One of the more common terms where this applies is the work exclusion clause. Let’s take the obvious extremes. If you run your own business and need to drive a vehicle, you should buy a commercial policy. If you work in an office and only use your vehicle to drive to and from work, a personal policy works fine. But there’s a big grey area in the middle where your employer might ask you to drive your vehicle. The general rule would be that, if this only happens once in a blue moon, the personal policy will be sufficient. But if this is a regular part of your job, a commercial policy will be needed. In the best cases, your employer will provide a vehicle and insure it for you. But life’s not always so convenient. In a recent case decided in Minnesota, a man was working as an independent contractor, picking up work wherever he could. At the time of the accident, he was paid to deliver library books and used his car. There was a work exclusion term in his policy.
This is quite a common practice. During the recession and continuing today, people take whatever work they can find. Because the rates of pay are low, it’s uneconomic to buy a commercial policy, so people take the risk on their policies. Although they know they will be driving more miles and the risk of an accident increases, they believe “occasional” use for business purposes will be covered. Insurers want to price the risks separately and try to hold a clear line between personal and the more expensive commercial policies. The Supreme Court decided the exclusion term did not apply to this insured.
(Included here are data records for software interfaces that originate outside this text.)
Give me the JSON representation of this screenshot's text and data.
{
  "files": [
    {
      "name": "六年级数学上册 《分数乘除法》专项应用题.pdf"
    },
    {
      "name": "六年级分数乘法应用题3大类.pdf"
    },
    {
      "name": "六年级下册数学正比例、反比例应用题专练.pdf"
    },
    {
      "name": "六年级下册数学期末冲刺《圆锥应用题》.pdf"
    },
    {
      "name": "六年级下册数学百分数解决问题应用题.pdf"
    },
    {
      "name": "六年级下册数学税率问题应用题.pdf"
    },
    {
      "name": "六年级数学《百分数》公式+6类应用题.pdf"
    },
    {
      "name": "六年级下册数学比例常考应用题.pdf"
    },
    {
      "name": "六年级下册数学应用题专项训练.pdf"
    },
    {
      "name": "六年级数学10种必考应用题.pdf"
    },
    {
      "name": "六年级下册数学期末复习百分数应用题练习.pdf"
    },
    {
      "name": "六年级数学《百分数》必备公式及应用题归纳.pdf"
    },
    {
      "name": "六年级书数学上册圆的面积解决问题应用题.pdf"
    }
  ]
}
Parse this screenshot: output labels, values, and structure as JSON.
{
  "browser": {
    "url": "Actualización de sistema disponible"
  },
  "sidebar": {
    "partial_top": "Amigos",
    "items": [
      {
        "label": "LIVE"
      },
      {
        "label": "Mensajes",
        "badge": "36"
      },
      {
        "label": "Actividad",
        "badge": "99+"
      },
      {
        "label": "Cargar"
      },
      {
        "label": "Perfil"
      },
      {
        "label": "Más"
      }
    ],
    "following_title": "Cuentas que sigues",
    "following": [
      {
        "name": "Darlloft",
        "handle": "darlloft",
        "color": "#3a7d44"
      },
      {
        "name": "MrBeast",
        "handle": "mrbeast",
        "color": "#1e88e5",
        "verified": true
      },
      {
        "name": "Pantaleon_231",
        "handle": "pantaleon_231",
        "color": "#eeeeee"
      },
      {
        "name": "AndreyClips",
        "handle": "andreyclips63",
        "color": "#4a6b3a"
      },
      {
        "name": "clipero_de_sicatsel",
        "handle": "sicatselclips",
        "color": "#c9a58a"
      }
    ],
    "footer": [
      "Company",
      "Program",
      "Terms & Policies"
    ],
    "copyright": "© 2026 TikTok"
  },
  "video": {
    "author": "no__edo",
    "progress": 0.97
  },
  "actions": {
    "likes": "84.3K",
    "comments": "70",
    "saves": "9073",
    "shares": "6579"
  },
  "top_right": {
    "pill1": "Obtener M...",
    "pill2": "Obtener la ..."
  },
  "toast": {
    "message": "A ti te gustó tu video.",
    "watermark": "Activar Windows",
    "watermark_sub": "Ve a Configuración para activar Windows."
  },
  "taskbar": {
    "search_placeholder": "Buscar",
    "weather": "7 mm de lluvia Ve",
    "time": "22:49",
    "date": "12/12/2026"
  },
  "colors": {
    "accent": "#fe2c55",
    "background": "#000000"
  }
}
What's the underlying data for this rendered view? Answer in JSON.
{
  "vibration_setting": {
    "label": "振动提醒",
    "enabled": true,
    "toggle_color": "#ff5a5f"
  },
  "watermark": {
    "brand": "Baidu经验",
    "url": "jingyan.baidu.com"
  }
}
This decision is going to have a significant effect on car insurance rates in Minnesota. Now the exclusion clause has been struck down, insurers may find more employers instruct their employees to use their vehicles on private insurance. This is going to drive up the value of claims and the car insurance quotes must rise to cover those claims. So while this decision is good news for this particular insured, it’s probably going to end up costing everyone with a personal policy more money. Employers, however, may find their commercial rates fall as the risks are transferred to their employees’ policies. Remember, this is just one state, but the issue affects you no matter where you live.